It felt surreal to be in a cave that large. I have been in a cave before, but this was my first experience in “true caving”. I am definitely looking forward to going caving again because I really enjoyed it. I enjoyed the stunning sights inside, but I also enjoyed the physical challenges that the cave posed in getting there. The most interesting part of exploring the cave was seeing the three big “rooms” that we encountered. The rooms are huge, dome-like spaces where the ceiling of the cave has fallen over the years. They were breath-taking, especially when they were lit up with the large spotlights that the other cavers had brought.
Along with the large rooms, we also had to squeeze through some pretty tight spaces, some being so tight that we had to take our backpacks off to fit through. Something that I thought was unusual was that I could see my breath in the cave even though it was 60 degrees inside. This was due to the extreme humidity in the cave. We also saw intriguing rock formations in the cave that were formed due to water dripping on them for a long period of time. Overall, this was one of the most amazing experiences, and I hope to do it again someday.
This was my first time inside a cave, I cannot really find words to describe the exact feeling of it, but it was amazing, exciting, scary and challenging. You see huge mountains of breakdown followed by pitch black darkness and wonder, "Can I really climb this?" And the curiosity and intrigue of seeing what's on the other side makes you keep going further.

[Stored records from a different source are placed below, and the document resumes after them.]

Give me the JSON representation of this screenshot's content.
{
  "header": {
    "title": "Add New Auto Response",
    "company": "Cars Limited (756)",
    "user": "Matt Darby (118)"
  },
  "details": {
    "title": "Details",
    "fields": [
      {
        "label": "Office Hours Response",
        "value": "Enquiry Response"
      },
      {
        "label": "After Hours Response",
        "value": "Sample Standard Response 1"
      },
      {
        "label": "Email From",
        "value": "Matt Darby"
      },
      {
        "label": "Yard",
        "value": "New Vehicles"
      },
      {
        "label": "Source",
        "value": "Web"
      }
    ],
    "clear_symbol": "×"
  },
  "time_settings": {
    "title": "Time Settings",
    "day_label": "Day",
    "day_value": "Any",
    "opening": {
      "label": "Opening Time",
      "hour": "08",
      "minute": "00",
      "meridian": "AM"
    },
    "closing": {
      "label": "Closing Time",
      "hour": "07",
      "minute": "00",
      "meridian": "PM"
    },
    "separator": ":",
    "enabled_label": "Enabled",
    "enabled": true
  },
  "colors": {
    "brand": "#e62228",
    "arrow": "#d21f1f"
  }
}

The most interesting aspect of exploring the cave for me was seeing the cave formations, the size of the rooms of the cave, and cave crickets that were in there. It's so incredible knowing you're standing in the middle of a room that was formed thousands of years ago, and that maybe I am the first Salvadoran person or one of the few to have ever been there. I am definitely looking forward to doing this again. It was a very rewarding experience, and I am extremely thankful for Dr. Engman, Mr. Michael Taylor, and everyone who helped make this trip possible for our research team.
The team pauses for a photograph during their recent caving experience. Photo by Maya Robles
This photo was taken by Hailey Jackson in January at Secret Squirrel Cave. The arrows point to larval cave salamanders.
Photo by Maya Robles
Photo by Maya Robles
Photo by Maya Robles